C2 server Communication: The victim information will be sended to the C2 server. After decoding the base64 encoded with additional layer of single-byte XOR C2 response. The decoded C2 response has Build ID and URLs from which the malicous content is downloaded.

Download content and inject: From the decoded C2 response, the malware will decide which content will be downlaoded then injected then executed. If it’s a malicious EXE, DLL, or shellcodes.


No. Description Hash and URLs
1 The packed DLL (MD5 ) 32799A01C72148AB003AF600F8EB40DC
2 The unpacked DLL (MD5) B7679D55FC9B5F3447FF743EEAAB7493
3 C2 response server hxxp://4maurpont.ru/41s.bin (
4 C2 Server 1 hxxp://forkineler(.)com/8/forum.php
5 C2 Server 2 hxxp://yemodene(.)ru/8/forum.php
6 C2 Server 3 hxxp://fordecits(.)ru/8/forum.php

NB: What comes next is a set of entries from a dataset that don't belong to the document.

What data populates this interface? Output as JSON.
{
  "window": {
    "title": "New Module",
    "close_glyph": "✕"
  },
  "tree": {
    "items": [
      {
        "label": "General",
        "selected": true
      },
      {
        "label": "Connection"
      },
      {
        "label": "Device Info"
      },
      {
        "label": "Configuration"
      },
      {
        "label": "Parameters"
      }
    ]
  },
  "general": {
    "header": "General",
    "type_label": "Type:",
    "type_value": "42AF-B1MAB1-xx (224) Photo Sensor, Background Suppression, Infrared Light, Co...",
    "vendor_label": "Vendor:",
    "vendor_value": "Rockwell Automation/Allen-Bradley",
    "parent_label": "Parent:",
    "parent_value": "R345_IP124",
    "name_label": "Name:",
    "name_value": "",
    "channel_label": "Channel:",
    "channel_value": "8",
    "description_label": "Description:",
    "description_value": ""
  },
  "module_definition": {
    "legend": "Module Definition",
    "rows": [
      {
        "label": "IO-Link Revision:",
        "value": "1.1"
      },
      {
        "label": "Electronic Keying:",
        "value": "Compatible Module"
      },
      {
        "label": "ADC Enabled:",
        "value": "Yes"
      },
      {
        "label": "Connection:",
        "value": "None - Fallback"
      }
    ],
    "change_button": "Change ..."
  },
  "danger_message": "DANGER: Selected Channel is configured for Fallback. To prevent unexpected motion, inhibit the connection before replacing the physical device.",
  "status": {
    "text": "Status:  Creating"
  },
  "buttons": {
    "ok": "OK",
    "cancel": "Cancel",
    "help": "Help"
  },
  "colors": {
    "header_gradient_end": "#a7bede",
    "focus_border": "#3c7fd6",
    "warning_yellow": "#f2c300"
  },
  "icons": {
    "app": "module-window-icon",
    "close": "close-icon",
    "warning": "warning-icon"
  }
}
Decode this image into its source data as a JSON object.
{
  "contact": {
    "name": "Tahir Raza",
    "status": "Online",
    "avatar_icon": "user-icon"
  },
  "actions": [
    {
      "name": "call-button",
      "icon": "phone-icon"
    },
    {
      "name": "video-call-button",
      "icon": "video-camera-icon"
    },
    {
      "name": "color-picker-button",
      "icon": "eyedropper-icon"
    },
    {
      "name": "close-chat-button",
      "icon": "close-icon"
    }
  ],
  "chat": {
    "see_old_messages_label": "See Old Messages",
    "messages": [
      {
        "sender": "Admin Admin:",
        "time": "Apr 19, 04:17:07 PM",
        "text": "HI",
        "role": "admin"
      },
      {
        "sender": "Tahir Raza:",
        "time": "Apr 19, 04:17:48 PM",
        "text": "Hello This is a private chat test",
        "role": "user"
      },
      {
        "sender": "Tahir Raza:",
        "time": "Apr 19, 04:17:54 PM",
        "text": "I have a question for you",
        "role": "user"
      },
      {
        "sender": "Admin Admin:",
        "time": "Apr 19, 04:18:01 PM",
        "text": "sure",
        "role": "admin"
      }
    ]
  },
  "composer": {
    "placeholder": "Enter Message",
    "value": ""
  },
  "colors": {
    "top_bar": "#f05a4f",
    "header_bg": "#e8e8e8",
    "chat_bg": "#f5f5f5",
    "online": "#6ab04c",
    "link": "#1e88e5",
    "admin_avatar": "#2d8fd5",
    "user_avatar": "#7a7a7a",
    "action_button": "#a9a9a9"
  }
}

Article quote

سبحانك! ما أضيق الطريق عليّ ما لم تكن دليله! وما أوحشه عليّ مَن لم تكن أنيسه


  1. https://cyber-anubis.github.io/malware%20analysis/hancitor/#the-b-command

  2. https://www.0ffset.net/reverse-engineering/malware-analysis/hancitor-analysing-the-main-loader/

  3. https://www.youtube.com/watch?v=OQuRwpUTBpQ&list=PLGf_j68jNtWG_6ZwFN4kx7jfKTQXoG_BN&index=9&t=2s&ab_channel=OALabs

  4. https://www.binarydefense.com/analysis-of-hancitor-when-boring-begets-beacon/

  5. https://elis531989.medium.com/dissecting-and-automating-hancitors-config-extraction-1a6ed85d99b8